We were experiencing problems with a qlikview report containing a script which mailed parts of a certain tab as embeded pictures.
The line of code qlikview errored on was: Set OutApp = CreateObject(“Outlook.Application”)
The error was: ActiveX component can’t create object: ‘Outlook.Application’
The user with this problem also had problems with sending a excel workbook as an attachment from excel and got the error message:
This led me to believe that the additional installation of some Microsoft Office 2003 products were the reason for this strange behavior. In Qlikview you don’t reference a version of the ActiveX component like in vba so I assume the latest installation is leading.
To prevent these kinds of errors one should do a repair of the office installation considered to be leading.
If you’re in for a laugh you have to read this…
The csv file I import in my previous post contains two rows of informational data followed by a blank row followed by the real data. I needed to determine this range to loop though.
I decided to make a function and this is what I cam up with.
Feel free to shoot at it….
Function DataRange(tmpWorkSheet As Worksheet) As Range Dim rTemp As Range Set rTemp = tmpWorkSheet.UsedRange.Columns(1) Set rTemp = rTemp.Cells(rTemp.Rows.Count, 1) Set rTemp = rTemp.CurrentRegion Set DataRange = rTemp End Function
For a client I needed a solution for a scheduled import of a online csv file into a workbook.

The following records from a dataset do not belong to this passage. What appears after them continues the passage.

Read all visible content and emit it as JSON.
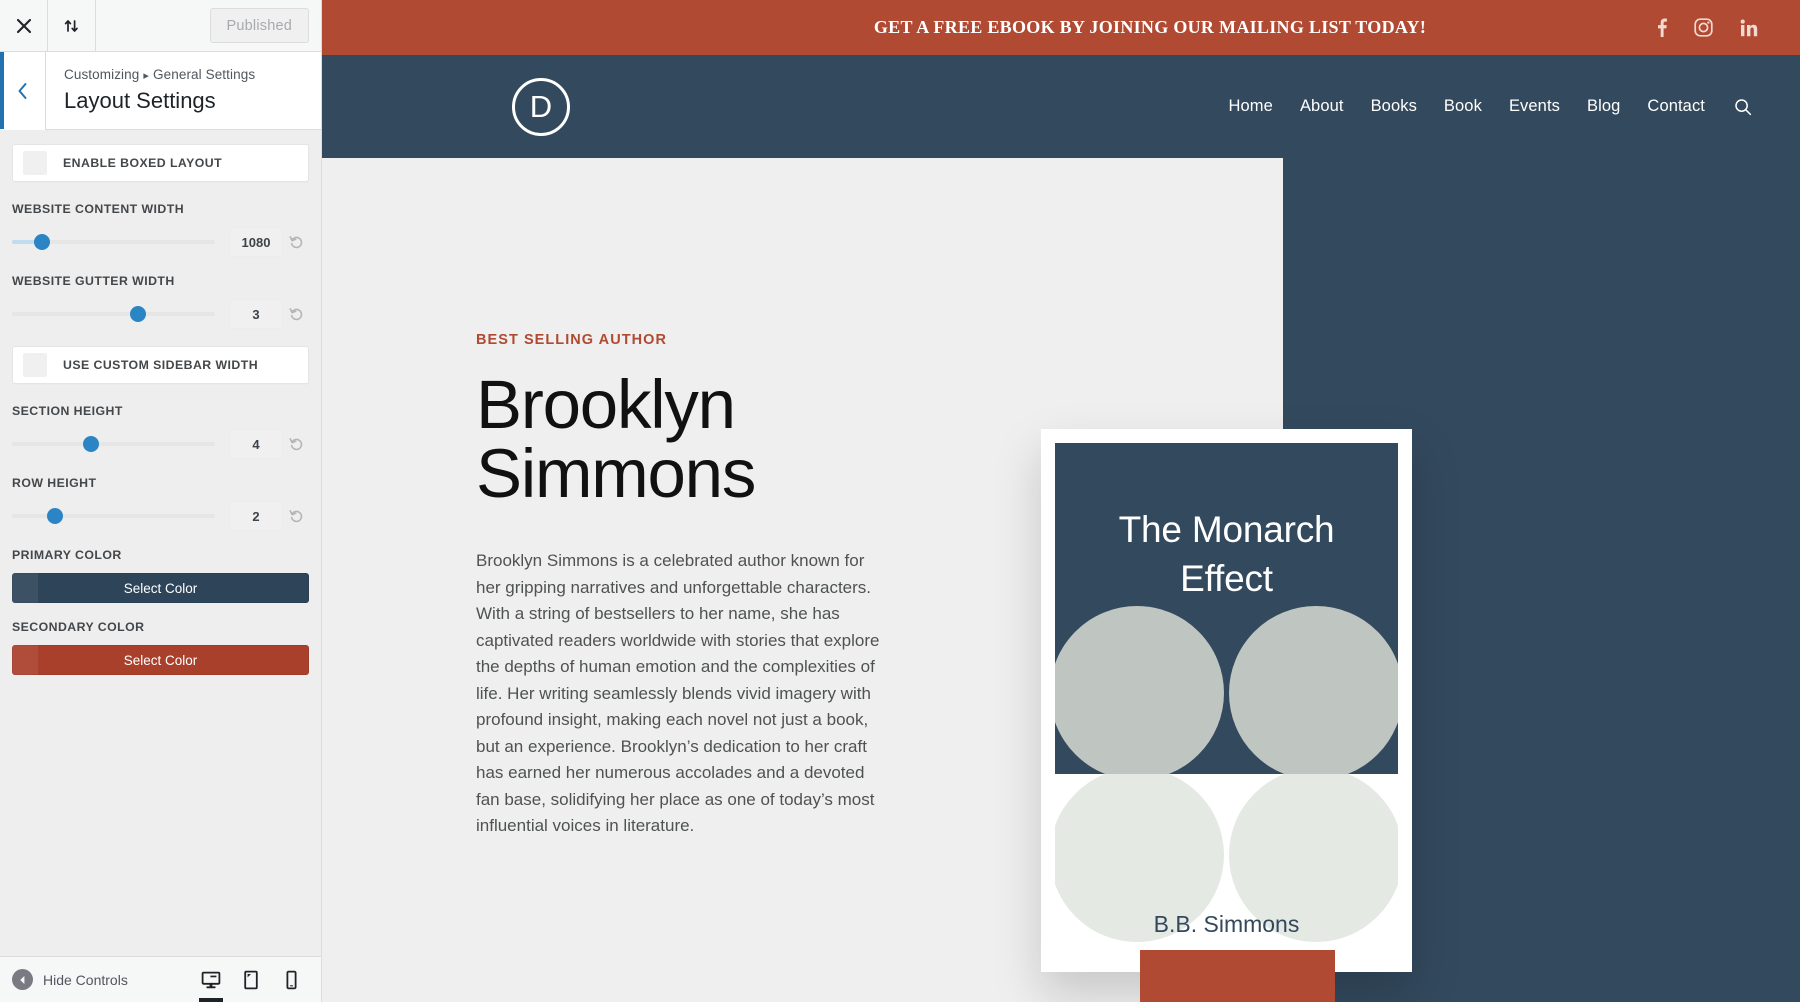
{
  "customizer": {
    "topbar": {
      "close_icon": "close-icon",
      "devices_icon": "collapse-arrows-icon",
      "publish_label": "Published"
    },
    "header": {
      "back_icon": "chevron-left-icon",
      "breadcrumb_root": "Customizing",
      "breadcrumb_separator": "▸",
      "breadcrumb_parent": "General Settings",
      "title": "Layout Settings"
    },
    "controls": [
      {
        "kind": "toggle",
        "label": "ENABLE BOXED LAYOUT",
        "checked": false
      },
      {
        "kind": "slider",
        "label": "WEBSITE CONTENT WIDTH",
        "value": "1080",
        "percent": 15,
        "filled": true
      },
      {
        "kind": "slider",
        "label": "WEBSITE GUTTER WIDTH",
        "value": "3",
        "percent": 62,
        "filled": false
      },
      {
        "kind": "toggle",
        "label": "USE CUSTOM SIDEBAR WIDTH",
        "checked": false
      },
      {
        "kind": "slider",
        "label": "SECTION HEIGHT",
        "value": "4",
        "percent": 39,
        "filled": false
      },
      {
        "kind": "slider",
        "label": "ROW HEIGHT",
        "value": "2",
        "percent": 21,
        "filled": false
      },
      {
        "kind": "color",
        "label": "PRIMARY COLOR",
        "button_label": "Select Color",
        "color": "#2e4559"
      },
      {
        "kind": "color",
        "label": "SECONDARY COLOR",
        "button_label": "Select Color",
        "color": "#a9402c"
      }
    ],
    "reset_icon": "reset-arrow-icon",
    "footer": {
      "hide_controls_label": "Hide Controls",
      "hide_controls_icon": "chevron-left-circle-icon",
      "devices": [
        {
          "name": "desktop",
          "icon": "desktop-icon",
          "active": true
        },
        {
          "name": "tablet",
          "icon": "tablet-icon",
          "active": false
        },
        {
          "name": "mobile",
          "icon": "mobile-icon",
          "active": false
        }
      ]
    }
  },
  "site": {
    "promo_bar": {
      "text": "GET A FREE EBOOK BY JOINING OUR MAILING LIST TODAY!",
      "background": "#b04a33",
      "socials": [
        {
          "name": "facebook-icon"
        },
        {
          "name": "instagram-icon"
        },
        {
          "name": "linkedin-icon"
        }
      ]
    },
    "header": {
      "background": "#33495d",
      "logo_letter": "D",
      "logo_name": "divi-logo",
      "nav": [
        {
          "label": "Home"
        },
        {
          "label": "About"
        },
        {
          "label": "Books"
        },
        {
          "label": "Book"
        },
        {
          "label": "Events"
        },
        {
          "label": "Blog"
        },
        {
          "label": "Contact"
        }
      ],
      "search_icon": "search-icon"
    },
    "hero": {
      "eyebrow": "BEST SELLING AUTHOR",
      "eyebrow_color": "#b04a33",
      "title": "Brooklyn Simmons",
      "paragraph": "Brooklyn Simmons is a celebrated author known for her gripping narratives and unforgettable characters. With a string of bestsellers to her name, she has captivated readers worldwide with stories that explore the depths of human emotion and the complexities of life. Her writing seamlessly blends vivid imagery with profound insight, making each novel not just a book, but an experience. Brooklyn’s dedication to her craft has earned her numerous accolades and a devoted fan base, solidifying her place as one of today’s most influential voices in literature.",
      "left_background": "#efefef",
      "right_background": "#33495d",
      "cta_color": "#b04a33"
    },
    "book_cover": {
      "title_line1": "The Monarch",
      "title_line2": "Effect",
      "author": "B.B. Simmons",
      "top_background": "#33495d",
      "wing_upper_color": "#bfc6c1",
      "wing_lower_color": "#e4e9e3",
      "card_background": "#ffffff"
    }
  }
}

There are many ways to download files from the internet but it needed to be in excel as there were a whole lot of macro’s allready in place to transform and process the downloaded data. They had a machine running at all time ( not a server ) to be used.

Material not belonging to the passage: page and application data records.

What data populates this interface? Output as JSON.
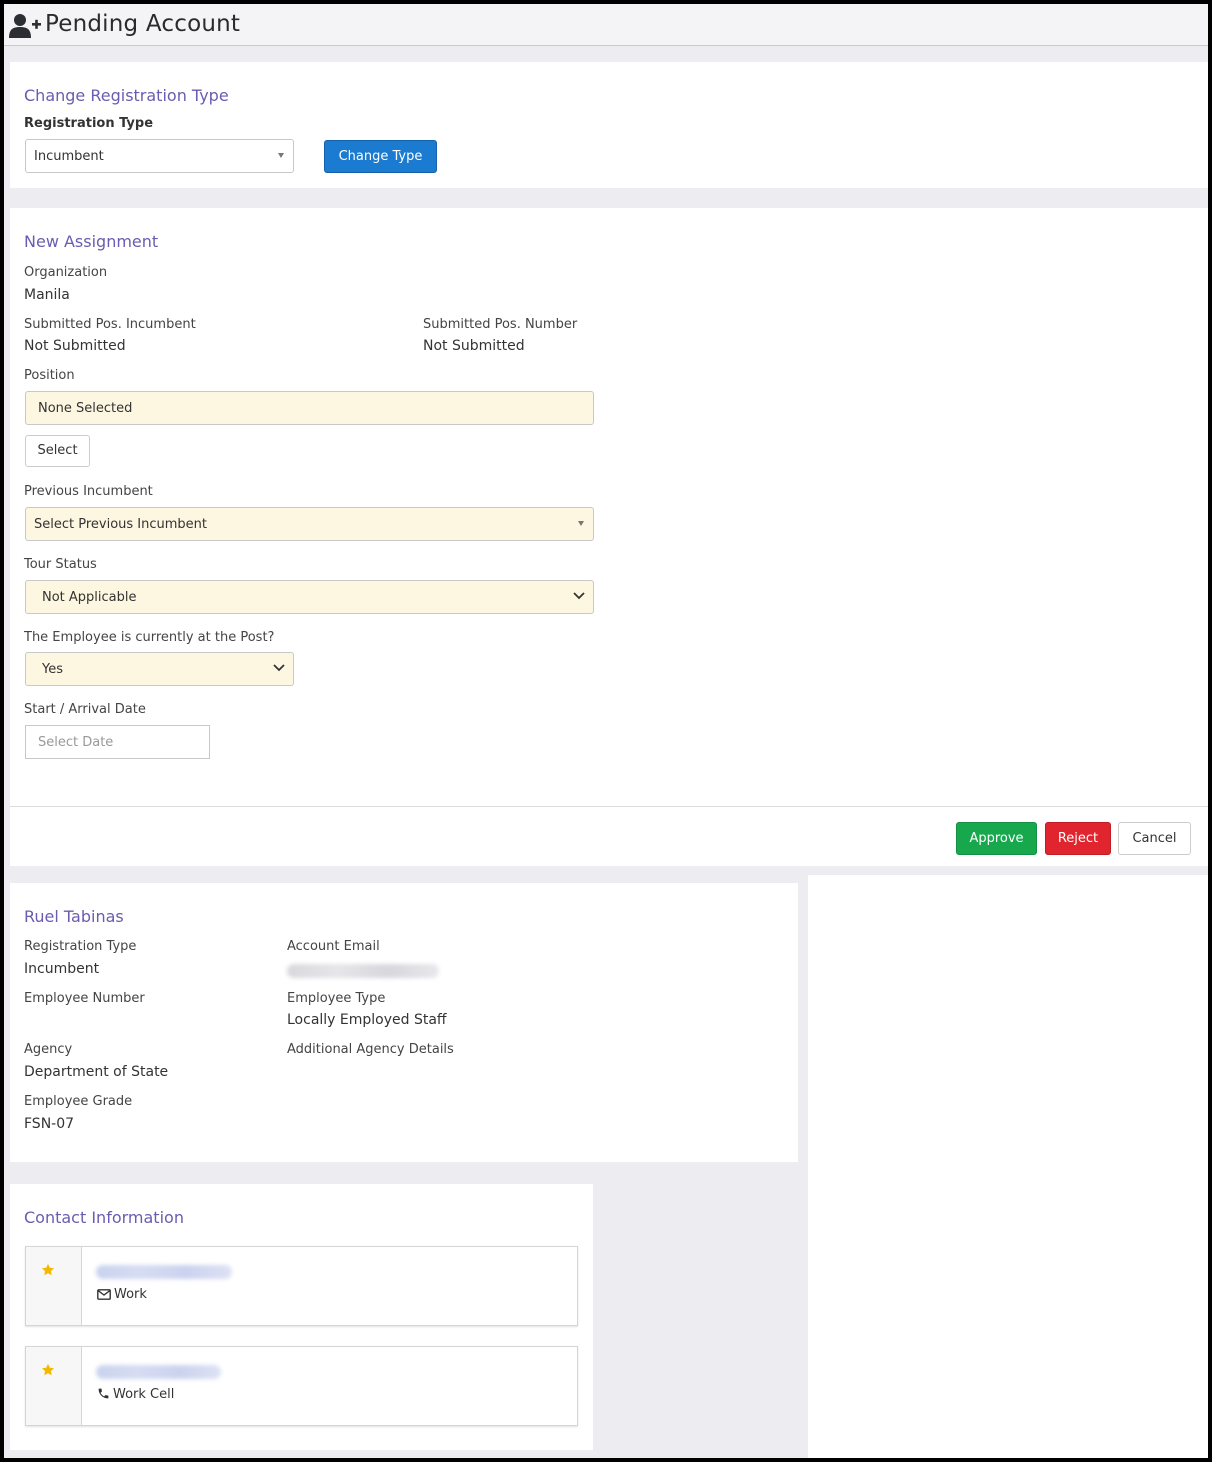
{
  "header": {
    "title": "Pending Account",
    "icon": "user-plus-icon"
  },
  "registration": {
    "section_title": "Change Registration Type",
    "field_label": "Registration Type",
    "selected_value": "Incumbent",
    "change_button": "Change Type"
  },
  "assignment": {
    "section_title": "New Assignment",
    "organization_label": "Organization",
    "organization_value": "Manila",
    "submitted_incumbent_label": "Submitted Pos. Incumbent",
    "submitted_incumbent_value": "Not Submitted",
    "submitted_number_label": "Submitted Pos. Number",
    "submitted_number_value": "Not Submitted",
    "position_label": "Position",
    "position_value": "None Selected",
    "select_button": "Select",
    "previous_incumbent_label": "Previous Incumbent",
    "previous_incumbent_placeholder": "Select Previous Incumbent",
    "tour_status_label": "Tour Status",
    "tour_status_value": "Not Applicable",
    "at_post_label": "The Employee is currently at the Post?",
    "at_post_value": "Yes",
    "start_date_label": "Start / Arrival Date",
    "start_date_placeholder": "Select Date"
  },
  "actions": {
    "approve": "Approve",
    "reject": "Reject",
    "cancel": "Cancel"
  },
  "profile": {
    "name": "Ruel Tabinas",
    "registration_type_label": "Registration Type",
    "registration_type_value": "Incumbent",
    "account_email_label": "Account Email",
    "employee_number_label": "Employee Number",
    "employee_type_label": "Employee Type",
    "employee_type_value": "Locally Employed Staff",
    "agency_label": "Agency",
    "agency_value": "Department of State",
    "additional_agency_label": "Additional Agency Details",
    "employee_grade_label": "Employee Grade",
    "employee_grade_value": "FSN-07"
  },
  "contact": {
    "section_title": "Contact Information",
    "items": [
      {
        "type": "Work",
        "icon": "envelope-icon",
        "primary_icon": "star-icon"
      },
      {
        "type": "Work Cell",
        "icon": "phone-icon",
        "primary_icon": "star-icon"
      }
    ]
  },
  "colors": {
    "section_title": "#6c5bb0",
    "primary": "#1a7bd0",
    "success": "#17a84e",
    "danger": "#e0252f",
    "highlight_field": "#fdf6e0",
    "star": "#f5b800"
  }
}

So this is the code I came up with. It runs every day after it is started by running the StartSchedule Procedure
Option Explicit Public tTime As Date Sub StartSchedule() tTime = Now() Schedule End Sub Sub Schedule() tTime = tTime + TimeSerial(23, 59, 59) Application.OnTime tTime, "ImportCSV" End Sub Sub ImportCSV() Dim tmpSheet As Worksheet Set tmpSheet = ThisWorkbook.Sheets.Add(,,, "http://www.dummy.com/temp/file.csv") tmpSheet.Cells.EntireColumn.AutoFit tmpSheet.Name = tmpSheet.Name & " " & Format(Now(), "yyyy-mm-dd hh-mm-ss") Schedule End Sub
I needed to compare two large datasets and find out if they contained the same records.
So I amended the records with a HashByte at the end so I could check if they existed in the other one.
First I imported both queries in Excel with the idea to do a lookup on them.
But a varbinary field is not imported in excel and it will return no error when ommitting a field,
except when the only field is a varbinary field then Excel willl tell you:
No columns that Microsoft Excel can use were returned from this query.
So I had to go back to the Management Studio and join the two sets which was a pain because they were on differend servers.
So much pain I kept trying to find a Excel solution.
All I had to do was convert the varbinary field by making it a parameter in a function which would return a normal varchar.
SELECT [field] FROM [table]
had tot change to
SELECT master.dbo.fn_varbintohexstr([field]) AS [field] FROM [table]